The company says that the process starts now and that it will be an important step towards cutting down on the one million tonnes of plastic generated by supermarkets in the UK each year.
In its place, Iceland says it will be harnessing the latest technologies to create a range of packaging, comprising paper and pulp trays along with paper bags which are fully recyclable through domestic waste collection or in-store recycling facilities, and therefore less harmful to the environment.
Iceland has already removed plastic disposable straws from its own label range. And its new food ranges, which are set to hit the shelves early this year, will feature paper-based rather than plastic food trays.
Iceland Managing Director, Richard Walker, is driving this initiative to demonstrate the potential for the entire supermarket retail sector to go plastic-free as far as possible.
He said: “The world has woken up to the scourge of plastics. A truckload is entering our oceans every minute, causing untold damage to our marine environment and ultimately humanity – since we all depend on the oceans for our survival.
“The onus is on retailers, as leading contributors to plastic packaging pollution and waste, to take a stand and deliver meaningful change.
“Other supermarkets, and the retail industry as a whole, should follow suit and offer similar commitments during 2018. This is a time for collaboration.
“There really is no excuse any more for excessive packaging that creates needless waste and damages our environment. The technologies and practicalities to create less environmentally harmful alternatives exist, and so Iceland is putting a stake in the ground.”

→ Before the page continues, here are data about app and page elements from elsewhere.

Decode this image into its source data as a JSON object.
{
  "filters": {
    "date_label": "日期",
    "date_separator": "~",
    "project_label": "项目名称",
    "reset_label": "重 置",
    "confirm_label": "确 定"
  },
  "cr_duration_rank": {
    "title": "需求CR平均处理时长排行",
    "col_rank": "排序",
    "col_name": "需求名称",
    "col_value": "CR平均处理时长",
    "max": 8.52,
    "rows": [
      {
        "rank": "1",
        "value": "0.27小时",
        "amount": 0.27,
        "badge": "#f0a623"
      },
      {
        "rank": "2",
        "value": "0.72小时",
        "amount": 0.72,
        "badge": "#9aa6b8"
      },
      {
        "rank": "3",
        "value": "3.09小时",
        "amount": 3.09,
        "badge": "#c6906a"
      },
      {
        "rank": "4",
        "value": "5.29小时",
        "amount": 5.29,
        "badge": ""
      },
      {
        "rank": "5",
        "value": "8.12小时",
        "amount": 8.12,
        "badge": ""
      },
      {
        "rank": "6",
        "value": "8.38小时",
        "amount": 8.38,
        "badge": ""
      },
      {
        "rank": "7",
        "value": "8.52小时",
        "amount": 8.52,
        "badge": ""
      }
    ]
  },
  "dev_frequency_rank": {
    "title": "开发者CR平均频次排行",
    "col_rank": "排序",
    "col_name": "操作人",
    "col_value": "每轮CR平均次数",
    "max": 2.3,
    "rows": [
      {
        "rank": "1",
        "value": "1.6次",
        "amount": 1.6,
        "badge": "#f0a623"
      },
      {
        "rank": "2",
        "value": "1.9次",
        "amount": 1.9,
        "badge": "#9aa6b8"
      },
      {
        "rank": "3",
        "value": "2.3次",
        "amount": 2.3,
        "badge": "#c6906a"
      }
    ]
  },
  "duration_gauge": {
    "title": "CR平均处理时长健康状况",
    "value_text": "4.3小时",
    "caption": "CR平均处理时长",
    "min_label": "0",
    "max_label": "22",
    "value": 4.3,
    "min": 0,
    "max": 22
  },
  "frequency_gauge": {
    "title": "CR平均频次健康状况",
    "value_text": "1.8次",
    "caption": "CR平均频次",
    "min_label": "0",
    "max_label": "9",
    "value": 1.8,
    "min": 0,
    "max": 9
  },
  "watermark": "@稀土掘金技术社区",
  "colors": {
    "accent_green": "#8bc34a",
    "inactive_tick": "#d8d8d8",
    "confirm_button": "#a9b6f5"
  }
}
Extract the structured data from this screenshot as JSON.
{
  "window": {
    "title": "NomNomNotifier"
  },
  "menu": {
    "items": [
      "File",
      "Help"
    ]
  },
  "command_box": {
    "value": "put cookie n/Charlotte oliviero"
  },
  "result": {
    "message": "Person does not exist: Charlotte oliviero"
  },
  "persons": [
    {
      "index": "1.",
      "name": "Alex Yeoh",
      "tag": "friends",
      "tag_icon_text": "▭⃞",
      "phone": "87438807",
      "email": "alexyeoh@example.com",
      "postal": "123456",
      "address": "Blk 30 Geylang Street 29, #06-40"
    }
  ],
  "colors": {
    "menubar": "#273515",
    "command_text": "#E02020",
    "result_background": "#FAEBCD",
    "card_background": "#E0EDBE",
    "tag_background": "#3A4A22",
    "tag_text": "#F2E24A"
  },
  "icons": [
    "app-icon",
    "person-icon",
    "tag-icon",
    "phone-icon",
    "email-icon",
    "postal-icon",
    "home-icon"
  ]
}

Throughout the process, Iceland says it has consulted regularly with Greenpeace experts. They have called on competitors to follow Iceland’s lead.
John Sauven, Greenpeace Executive Director, commented: “Last month a long list of former heads of Britain’s biggest retail groups wrote a joint statement to explain that the only solution to plastic pollution was for retailers to reject plastic entirely in favour of more sustainable alternatives like recycled paper, steel, glass and aluminium. Now Iceland has taken up that challenge with its bold pledge to go plastic free within five years. It’s now up to other retailers and food producers to respond to that challenge.
“The tidal wave of plastic pollution will only start to recede when they turn off the tap. They know the scale of systemic change we need, and yet their responses have been timid and piecemeal. Iceland has offered a more radical solution that shows the way forward for the sector.”
- It is estimated more than 12 million tonnes of plastic enters the world’s oceans every year, putting the lives of all forms of marine life at risk, from larger animals through to plankton, and there are fears that toxins originating from plastics are then re-entering the food chain via seafood.
Plastic also creates a significant recycling issue – statistics suggest only a third of plastics are recycled in the UK – the remainder either ends up in landfill, incinerated or is discarded illegally.